Ways to Pay for College Without Debt — This article offers some good suggestions for students looking to avoid getting loans. While these tips might not suit everybody’s situation (for instance, it may be too late for you to take AP courses in high school), you may find some creative ways to minimize the amount you need to borrow.
Saving For College
It is always smart to reduce the amount of aid you’ll need by bringing some of your own money to the table. Paying up front for as many educational expenses as possible will pay off in the long run. If you have the means and the foresight to do it, putting away money for future college expenses is a great idea. Whether you don’t know where to start or you just want to see if you’ve chosen the best savings plan, use the resources in this section to help guide you. Even if you don’t think you can afford to save up for college, there may be options for you — and there are some pretty creative ways to save money that you may not have thought about.

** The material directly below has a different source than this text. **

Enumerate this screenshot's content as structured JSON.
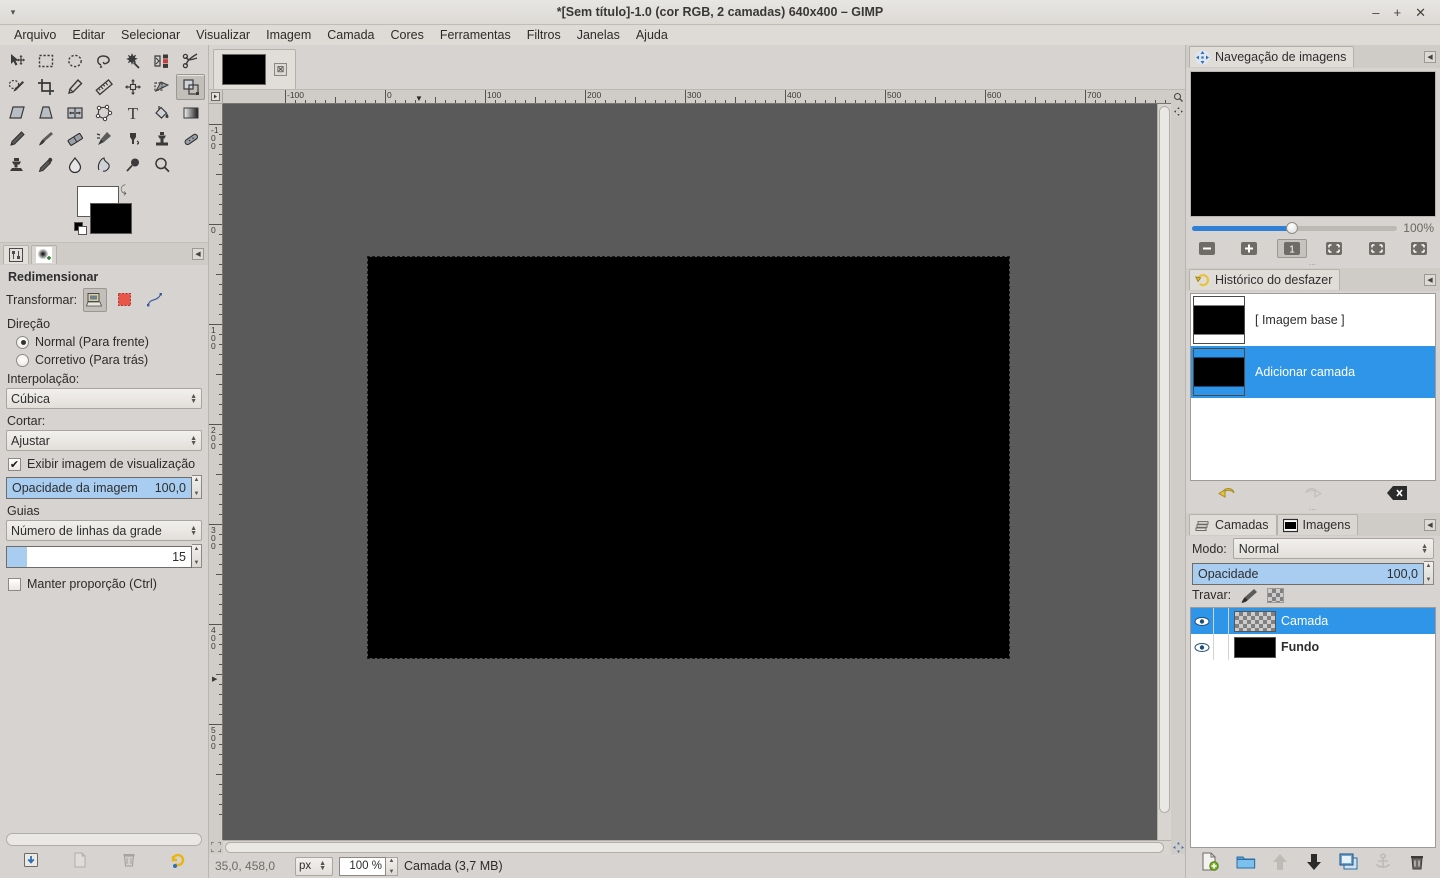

The Best Ways to Save for College — This Wall Street Journal article explores some different ways that families can put aside money for college, outlining the benefits and drawbacks of each.
Saving For College — This site focuses on helping people to start and manage a 529 plan, which is a program designed to help families put money away for college education. These are generally sponsored by individual states or by educational institutions. Find out about 529 options in your state, and follow along with the latest 529 news.

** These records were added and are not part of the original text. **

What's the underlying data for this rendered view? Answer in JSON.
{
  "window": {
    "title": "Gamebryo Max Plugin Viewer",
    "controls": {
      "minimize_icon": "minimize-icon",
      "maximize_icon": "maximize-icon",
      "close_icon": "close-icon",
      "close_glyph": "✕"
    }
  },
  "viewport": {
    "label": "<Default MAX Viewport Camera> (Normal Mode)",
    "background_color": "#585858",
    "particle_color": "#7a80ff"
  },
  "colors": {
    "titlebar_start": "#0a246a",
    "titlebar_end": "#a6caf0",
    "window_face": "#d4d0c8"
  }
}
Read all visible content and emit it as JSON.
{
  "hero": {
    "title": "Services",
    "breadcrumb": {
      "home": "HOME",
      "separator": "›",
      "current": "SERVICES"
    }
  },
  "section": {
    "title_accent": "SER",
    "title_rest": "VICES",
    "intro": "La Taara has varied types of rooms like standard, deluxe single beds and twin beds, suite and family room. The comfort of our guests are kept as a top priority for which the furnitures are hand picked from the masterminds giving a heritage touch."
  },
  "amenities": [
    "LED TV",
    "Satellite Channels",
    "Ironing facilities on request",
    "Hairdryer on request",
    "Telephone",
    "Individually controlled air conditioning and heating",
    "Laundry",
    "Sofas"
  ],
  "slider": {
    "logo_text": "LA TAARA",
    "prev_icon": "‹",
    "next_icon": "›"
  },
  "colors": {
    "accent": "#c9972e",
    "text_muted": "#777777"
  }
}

Maximizing College Savings — For some insight into investing your college savings wisely, read this CNN Money article for a good rundown on ways to make your school money work for you.

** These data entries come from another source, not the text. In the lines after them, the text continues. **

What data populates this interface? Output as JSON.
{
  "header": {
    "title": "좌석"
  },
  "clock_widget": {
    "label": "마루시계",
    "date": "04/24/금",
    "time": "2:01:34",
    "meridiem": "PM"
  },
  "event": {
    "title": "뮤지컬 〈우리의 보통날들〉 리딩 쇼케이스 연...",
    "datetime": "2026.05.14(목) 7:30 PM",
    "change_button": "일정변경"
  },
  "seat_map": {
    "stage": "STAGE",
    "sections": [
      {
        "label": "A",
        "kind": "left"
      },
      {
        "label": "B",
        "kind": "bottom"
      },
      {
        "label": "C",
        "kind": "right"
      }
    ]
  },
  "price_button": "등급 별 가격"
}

10 Quirky Ways to Save Money — Did you know that shopping on a Wednesday can help you save cash? Or that you can score a great haircut for free? Check out this U.S. News & World Report slideshow for these and other unusual ways to sock away extra money — money that you can use to pad your college fund.
Repaying Student Loans
When it comes time to pay back your loans, it’s not uncommon to feel a bit overwhelmed — especially if you aren’t exactly making great money just yet. In all but a few cases, student loans must be paid back no matter what. They cannot be erased through bankruptcy, and some private student loans can’t even be cancelled upon death. The good news is that lenders tend to be very reasonable when it comes to student loans, and you can often negotiate easy repayment terms that can be adjusted as your income level changes. Use these helpful resources to help you make wise choices when it comes to repaying your student debt.
Tips for Graduates — So, you’ve graduated and it’s time to pay back your student loans. But, what if you don’t have a job yet? Use these tips to figure out what your options are, and how to exercise them.
Loan Repayment Estimator — Use the repayment estimator from the U.S. Department of Education’s Federal Student Aid site to help you get an idea of what kind of repayment plans you may qualify for. Log in and use your actual financial aid information for more accurate results, or use estimates to get a general idea.
The 5 Fastest Ways to Repay Your College Loans — This Bankrate.com article offers up some excellent tips and strategies for paying your loans off more quickly.
A Beginner’s Guide to Repaying Student Loans — This New York Times article discusses the ins and outs of paying down your student debt, and includes lots of links to more helpful resources.
Repayment Guide — Consult the Department of Education’s repayment help page for a good rundown of your options for payment, consolidation, deferment, and even forgiveness.